It’s raining in New York today—a steady, chilly flurry of fine raindrops that glues piles of sodden leaves to the sidewalks and collects in sloshing gutter-pools. It’s an in-between rain, heavy enough to discourage foot traffic but not so heavy that Sunday errands are completely abandoned.
Sunny days remind me of California—of blue skies and ocean swells and a smog-line on the horizon. Rainy days remind me of the Philippines.
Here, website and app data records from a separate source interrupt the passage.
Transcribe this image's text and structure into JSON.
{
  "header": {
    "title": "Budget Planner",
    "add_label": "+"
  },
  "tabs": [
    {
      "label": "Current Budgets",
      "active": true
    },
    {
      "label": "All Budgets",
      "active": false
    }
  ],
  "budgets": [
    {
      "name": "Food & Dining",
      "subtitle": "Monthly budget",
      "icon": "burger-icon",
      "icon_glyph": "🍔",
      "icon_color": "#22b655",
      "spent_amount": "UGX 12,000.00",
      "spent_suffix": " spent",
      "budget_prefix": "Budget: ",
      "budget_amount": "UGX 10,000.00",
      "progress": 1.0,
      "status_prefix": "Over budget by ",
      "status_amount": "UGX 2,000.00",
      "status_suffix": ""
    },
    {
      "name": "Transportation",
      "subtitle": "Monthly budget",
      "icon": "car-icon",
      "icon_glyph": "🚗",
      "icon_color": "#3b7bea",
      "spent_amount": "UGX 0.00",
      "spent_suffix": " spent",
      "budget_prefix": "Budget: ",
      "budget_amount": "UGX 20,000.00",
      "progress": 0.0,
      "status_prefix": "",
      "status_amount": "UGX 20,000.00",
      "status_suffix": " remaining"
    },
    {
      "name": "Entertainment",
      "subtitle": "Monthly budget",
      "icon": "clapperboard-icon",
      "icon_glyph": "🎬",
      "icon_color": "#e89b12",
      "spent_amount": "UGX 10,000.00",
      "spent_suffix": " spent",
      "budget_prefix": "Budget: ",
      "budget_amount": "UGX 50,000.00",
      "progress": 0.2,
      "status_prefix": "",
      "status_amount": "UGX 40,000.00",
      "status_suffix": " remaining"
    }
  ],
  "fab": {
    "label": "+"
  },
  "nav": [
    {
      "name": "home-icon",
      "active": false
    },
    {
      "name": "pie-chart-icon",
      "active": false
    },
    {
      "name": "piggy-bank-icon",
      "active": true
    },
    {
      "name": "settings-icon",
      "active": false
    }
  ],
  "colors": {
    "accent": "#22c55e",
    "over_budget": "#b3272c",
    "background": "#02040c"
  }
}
Three and a half years ago I had my first rainy season—my first experience of rain without end, of cataracts drumming down endlessly on aluminum roofs, of trisikad wheels cutting furrows through riverine streets. I shivered through cold bucket baths and spent evenings on the porch of my host family’s home, watching the water pinball down the branches of the neighbor’s rambutan tree. I played Go Fish with Kate and Meryl and Nina while the little ones, Pan-Pan and Pau-Pau and Ann-Ann, tottered around on mud-splattered feet. There was also a game called Popcorn, a slightly more sophisticated version of Duck Duck Goose, and since I was clumsy and slow I was usually the goose.
Later, when I had my own house, I’d awake to the blissful sounds of rain and throw my doors and windows open. I lived on the back alley of my subdivision, and behind my house stretched acres of empty fields—lush, green, raw fields. I had a banana tree whose golden fruit mysteriously vanished while I was at work—its enormous elephant-ear leaves drooped seductively over my fence, attracting scavengers. During the rains I sat in my doorway and watched rivulets streaming from those leaves. Stood under them, dry, feeling the coolness of the bagyo air.
I miss it. I miss it.